I should note here that I hate gender essentialism. “Men drive like this, women drive like that!” “Men can only see things that are moving, because they used to hunt buffalo, whereas women can only see things that are stationary, because they were gathering berries, so that’s why women can find things in the fridge.” It’s reductive and silly.
If the facts underlying this study are true, though, there does seem to be a small but potentially interesting gender divide in how we save. Do women save more in retirement accounts because they know they’ll earn less, on average, over the course of their lives, and also live longer? Do men worry about it a bit less because they have more of a cushion?

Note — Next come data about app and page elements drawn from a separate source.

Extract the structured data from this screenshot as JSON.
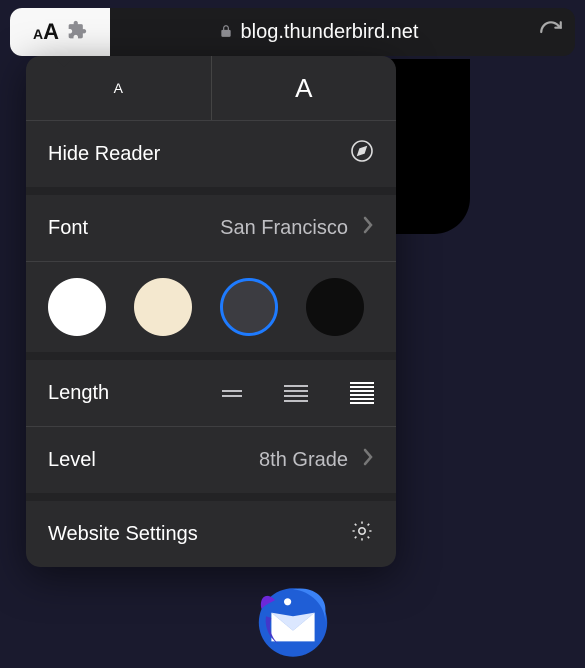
{
  "toolbar": {
    "url": "blog.thunderbird.net"
  },
  "popup": {
    "size_small": "A",
    "size_large": "A",
    "hide_reader": "Hide Reader",
    "font_label": "Font",
    "font_value": "San Francisco",
    "colors": {
      "white": "#ffffff",
      "sepia": "#f4e8cf",
      "gray": "#3c3c41",
      "black": "#0d0d0d",
      "selected": "gray"
    },
    "length_label": "Length",
    "level_label": "Level",
    "level_value": "8th Grade",
    "website_settings": "Website Settings"
  }
}
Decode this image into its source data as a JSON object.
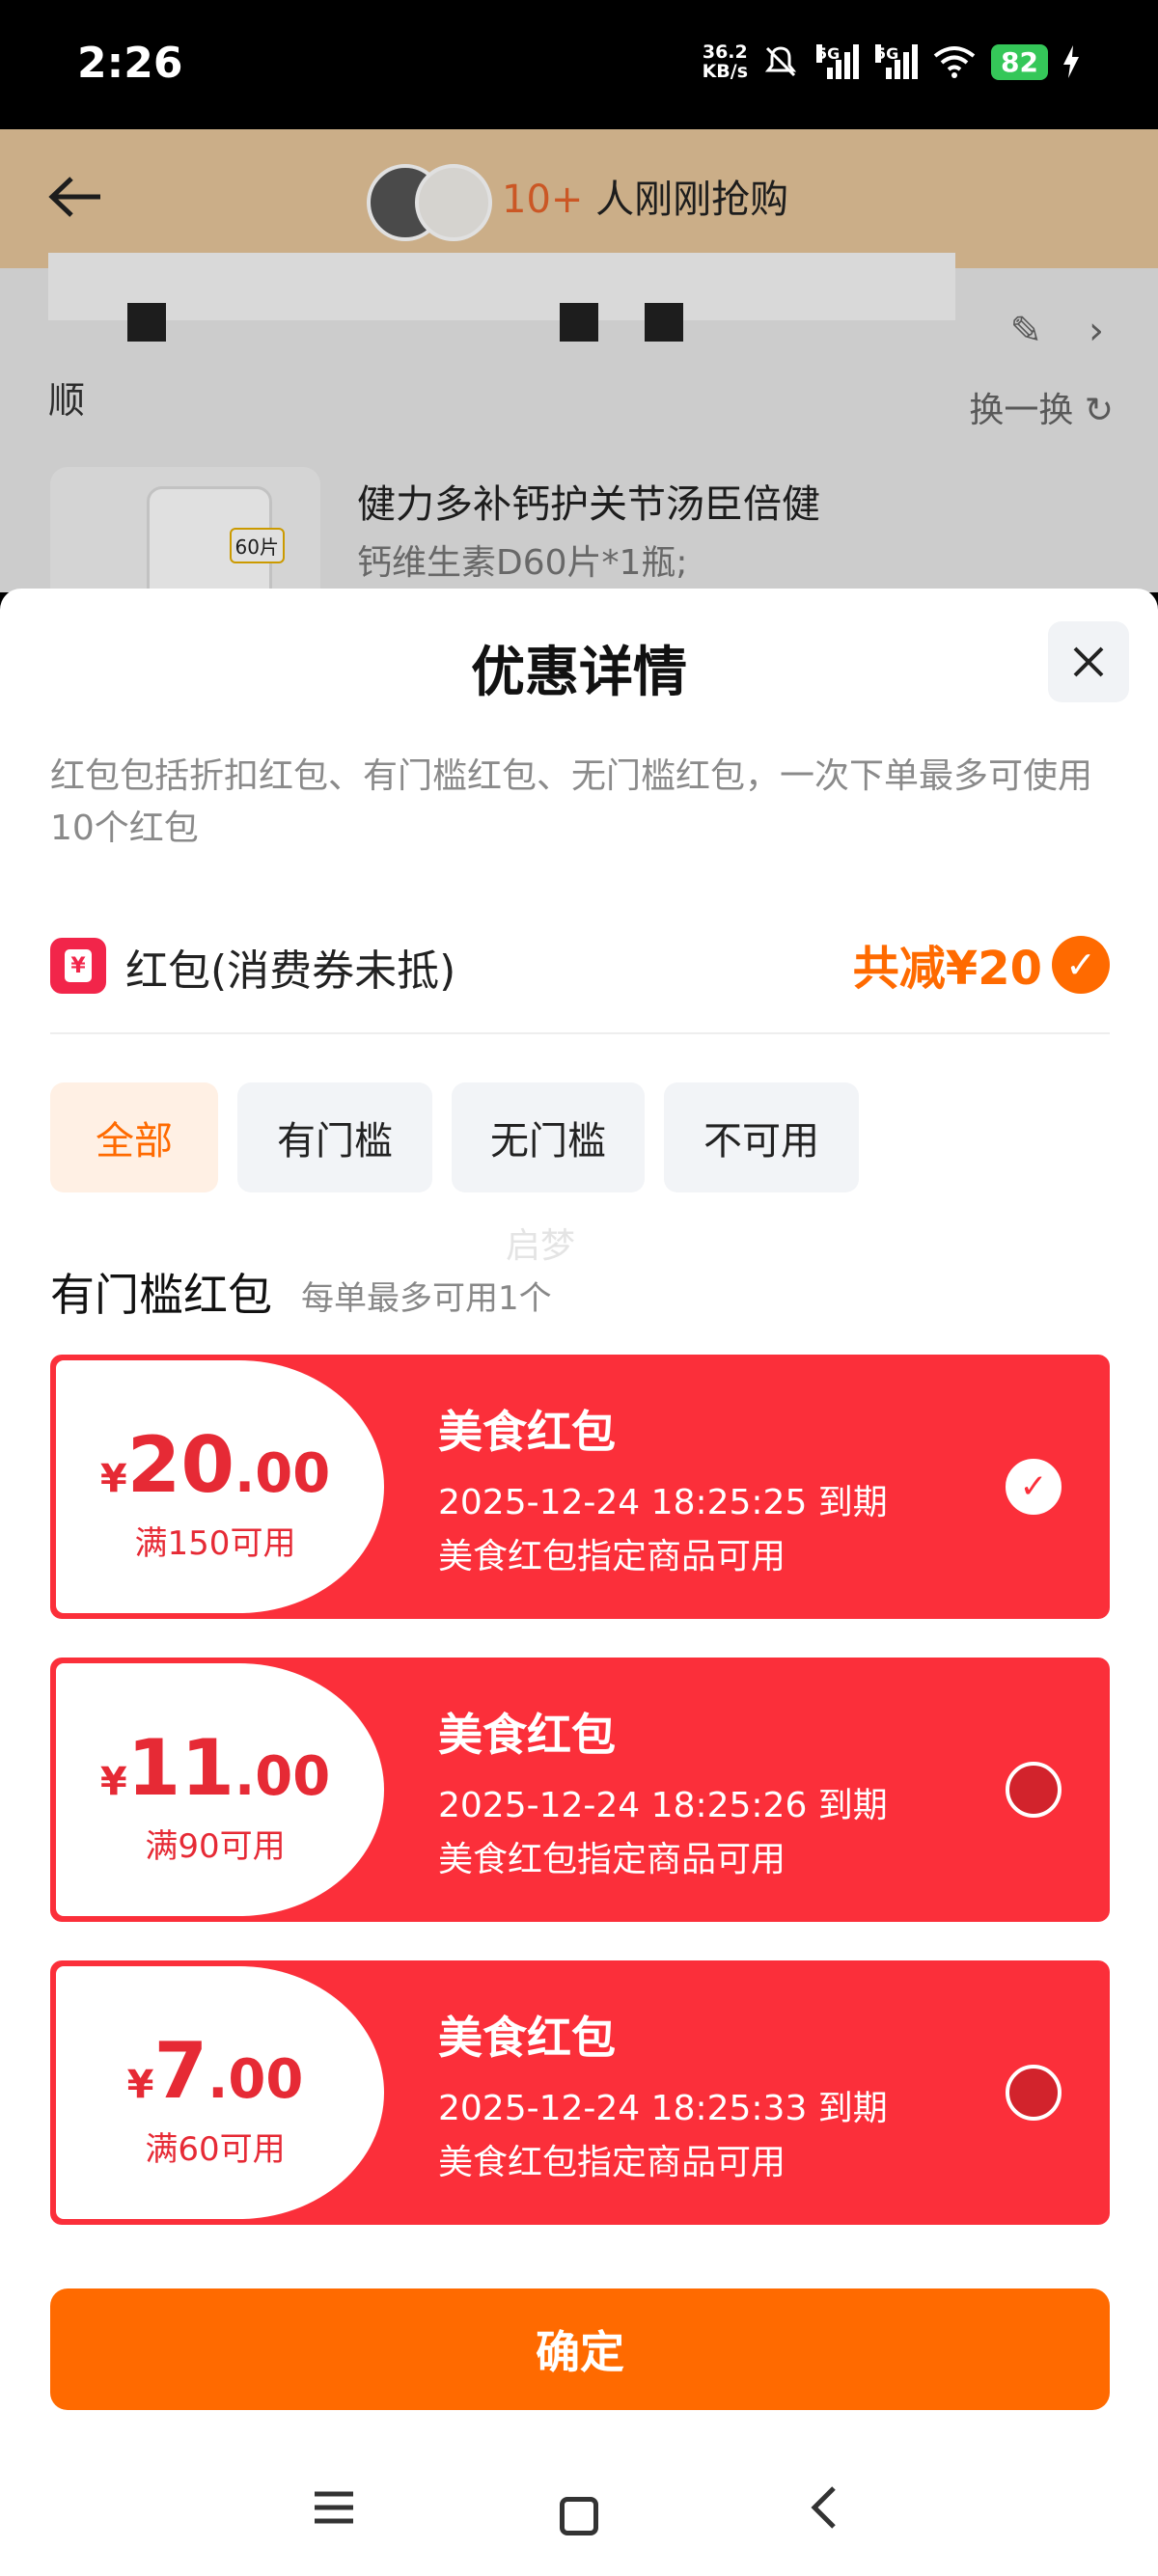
{
  "status_bar": {
    "time": "2:26",
    "net_speed_value": "36.2",
    "net_speed_unit": "KB/s",
    "signal1_label": "5G",
    "signal2_label": "5G",
    "battery": "82"
  },
  "background_page": {
    "buyers_count": "10+",
    "buyers_text": "人刚刚抢购",
    "section_title": "顺",
    "swap_label": "换一换",
    "product_title": "健力多补钙护关节汤臣倍健",
    "product_subtitle": "钙维生素D60片*1瓶;",
    "product_badge": "60片"
  },
  "sheet": {
    "title": "优惠详情",
    "description": "红包包括折扣红包、有门槛红包、无门槛红包，一次下单最多可使用10个红包",
    "redpacket_label": "红包(消费券未抵)",
    "redpacket_icon": "¥",
    "total_discount": "共减¥20",
    "tabs": [
      {
        "label": "全部",
        "active": true
      },
      {
        "label": "有门槛",
        "active": false
      },
      {
        "label": "无门槛",
        "active": false
      },
      {
        "label": "不可用",
        "active": false
      }
    ],
    "watermark": "启梦",
    "section_title": "有门槛红包",
    "section_sub": "每单最多可用1个",
    "coupons": [
      {
        "currency": "¥",
        "amount_int": "20",
        "amount_dec": ".00",
        "condition": "满150可用",
        "name": "美食红包",
        "expire": "2025-12-24 18:25:25 到期",
        "scope": "美食红包指定商品可用",
        "selected": true
      },
      {
        "currency": "¥",
        "amount_int": "11",
        "amount_dec": ".00",
        "condition": "满90可用",
        "name": "美食红包",
        "expire": "2025-12-24 18:25:26 到期",
        "scope": "美食红包指定商品可用",
        "selected": false
      },
      {
        "currency": "¥",
        "amount_int": "7",
        "amount_dec": ".00",
        "condition": "满60可用",
        "name": "美食红包",
        "expire": "2025-12-24 18:25:33 到期",
        "scope": "美食红包指定商品可用",
        "selected": false
      }
    ],
    "confirm_label": "确定"
  },
  "colors": {
    "accent": "#ff6a00",
    "coupon_red": "#fb2f3a"
  }
}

Are women more conditioned to Think About The Future and Be Prepared, whereas men are more conditioned to Live in the Moment and pretend they’re immortal so that society can send them off to war as needed?
Are you influenced in how you save by things like gender, do you think? Or does it honestly not matter?
In case you need a refresher, this was the advice from US News on how to max out your retirement accounts in 2014.
Most workers can contribute up to $17,500 to a 401(k), 403(b) or the federal government’s Thrift Savings Plan in 2014. To max out this type of retirement account, you would need to contribute $1,458 per month or $729 per paycheck if you are paid twice per month. For someone in the 25 percent tax bracket, contributing the maximum will save you $4,375 in federal income taxes. Income tax won’t be due on your 401(k) contributions until you withdraw the money from the account. The contribution limits are adjusted annually to keep pace with inflation. “Adjust your contributions each year on the 401(k) site, and work with your [human resources] department to make sure that you are maximizing it,” says Clarissa Hobson, a certified financial planner for Carnick and Kubik in Colorado Springs, Colo.
There will be new info for 2015, naturally, and we’ll share it here.
And if you’re ready to begin saving seriously, Money Under 30 recommends starting with two simple rules:
- If your employer matches 401k funds, contribute enough to get the full match. Do this first. Even if you’re in debt. Even if you don’t put in a penny more.
- Next, if you can contribute to a Roth IRA, work on contributing the full $5,000 a year to that account before you contribute elsewhere.